Work required: Which lines below hold the word "LAJaR"? Copy all of them.

Data shown:
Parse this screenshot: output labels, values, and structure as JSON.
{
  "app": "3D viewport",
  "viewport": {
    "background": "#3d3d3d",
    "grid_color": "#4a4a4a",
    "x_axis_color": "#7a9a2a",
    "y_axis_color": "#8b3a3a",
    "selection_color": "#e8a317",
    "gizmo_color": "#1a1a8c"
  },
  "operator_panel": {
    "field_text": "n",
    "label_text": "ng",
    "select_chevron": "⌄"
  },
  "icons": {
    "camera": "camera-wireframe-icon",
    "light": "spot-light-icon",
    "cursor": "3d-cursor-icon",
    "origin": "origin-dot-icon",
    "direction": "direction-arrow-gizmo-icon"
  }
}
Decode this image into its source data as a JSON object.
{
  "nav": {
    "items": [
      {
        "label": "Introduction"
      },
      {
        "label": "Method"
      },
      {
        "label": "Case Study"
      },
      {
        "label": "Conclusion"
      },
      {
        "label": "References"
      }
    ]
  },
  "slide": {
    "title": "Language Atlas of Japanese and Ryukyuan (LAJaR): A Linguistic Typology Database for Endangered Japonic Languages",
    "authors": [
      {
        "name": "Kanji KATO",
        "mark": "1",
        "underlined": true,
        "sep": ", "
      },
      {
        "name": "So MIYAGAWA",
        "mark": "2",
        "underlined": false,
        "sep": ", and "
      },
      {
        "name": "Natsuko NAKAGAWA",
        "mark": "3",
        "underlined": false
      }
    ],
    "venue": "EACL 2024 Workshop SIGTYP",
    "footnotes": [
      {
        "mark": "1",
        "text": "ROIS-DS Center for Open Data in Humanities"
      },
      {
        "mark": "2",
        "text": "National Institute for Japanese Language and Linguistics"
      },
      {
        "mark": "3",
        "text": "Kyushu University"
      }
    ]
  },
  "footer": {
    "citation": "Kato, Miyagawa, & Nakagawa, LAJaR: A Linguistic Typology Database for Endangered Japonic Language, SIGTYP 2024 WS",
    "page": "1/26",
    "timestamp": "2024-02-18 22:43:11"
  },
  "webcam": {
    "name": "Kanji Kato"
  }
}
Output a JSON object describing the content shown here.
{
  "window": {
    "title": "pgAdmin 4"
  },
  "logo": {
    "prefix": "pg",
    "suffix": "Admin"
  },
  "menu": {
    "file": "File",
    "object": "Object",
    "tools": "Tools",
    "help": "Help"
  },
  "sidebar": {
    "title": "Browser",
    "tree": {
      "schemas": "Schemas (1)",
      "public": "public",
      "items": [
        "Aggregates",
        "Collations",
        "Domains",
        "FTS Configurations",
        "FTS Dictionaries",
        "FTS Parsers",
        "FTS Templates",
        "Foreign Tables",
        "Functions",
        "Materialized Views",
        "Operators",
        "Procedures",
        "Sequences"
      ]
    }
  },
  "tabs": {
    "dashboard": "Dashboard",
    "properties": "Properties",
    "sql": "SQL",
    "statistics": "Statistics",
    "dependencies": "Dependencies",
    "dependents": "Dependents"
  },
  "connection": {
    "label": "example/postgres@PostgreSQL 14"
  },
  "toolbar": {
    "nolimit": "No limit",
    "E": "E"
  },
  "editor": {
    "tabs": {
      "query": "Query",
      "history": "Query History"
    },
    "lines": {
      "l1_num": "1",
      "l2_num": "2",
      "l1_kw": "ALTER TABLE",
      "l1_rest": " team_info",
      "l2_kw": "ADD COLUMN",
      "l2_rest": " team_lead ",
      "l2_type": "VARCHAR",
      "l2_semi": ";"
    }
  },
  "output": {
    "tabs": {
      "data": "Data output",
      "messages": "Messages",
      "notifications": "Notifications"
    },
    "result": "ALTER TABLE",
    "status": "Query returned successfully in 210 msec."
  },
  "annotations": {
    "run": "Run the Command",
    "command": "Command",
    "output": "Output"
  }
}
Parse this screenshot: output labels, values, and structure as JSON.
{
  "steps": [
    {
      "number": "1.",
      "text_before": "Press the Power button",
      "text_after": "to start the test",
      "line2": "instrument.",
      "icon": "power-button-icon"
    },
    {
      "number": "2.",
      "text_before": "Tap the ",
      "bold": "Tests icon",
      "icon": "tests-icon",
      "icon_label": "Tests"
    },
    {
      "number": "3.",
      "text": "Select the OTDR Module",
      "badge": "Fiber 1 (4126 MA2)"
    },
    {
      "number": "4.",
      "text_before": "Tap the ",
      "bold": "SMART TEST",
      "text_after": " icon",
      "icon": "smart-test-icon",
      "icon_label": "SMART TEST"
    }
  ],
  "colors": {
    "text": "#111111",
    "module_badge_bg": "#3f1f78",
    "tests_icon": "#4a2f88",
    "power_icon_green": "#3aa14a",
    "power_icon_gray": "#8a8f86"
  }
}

Written response:
    "title": "Language Atlas of Japanese and Ryukyuan (LAJaR): A Linguistic Typology Database for Endangered Japonic Languages",
    "citation": "Kato, Miyagawa, & Nakagawa, LAJaR: A Linguistic Typology Database for Endangered Japonic Language, SIGTYP 2024 WS",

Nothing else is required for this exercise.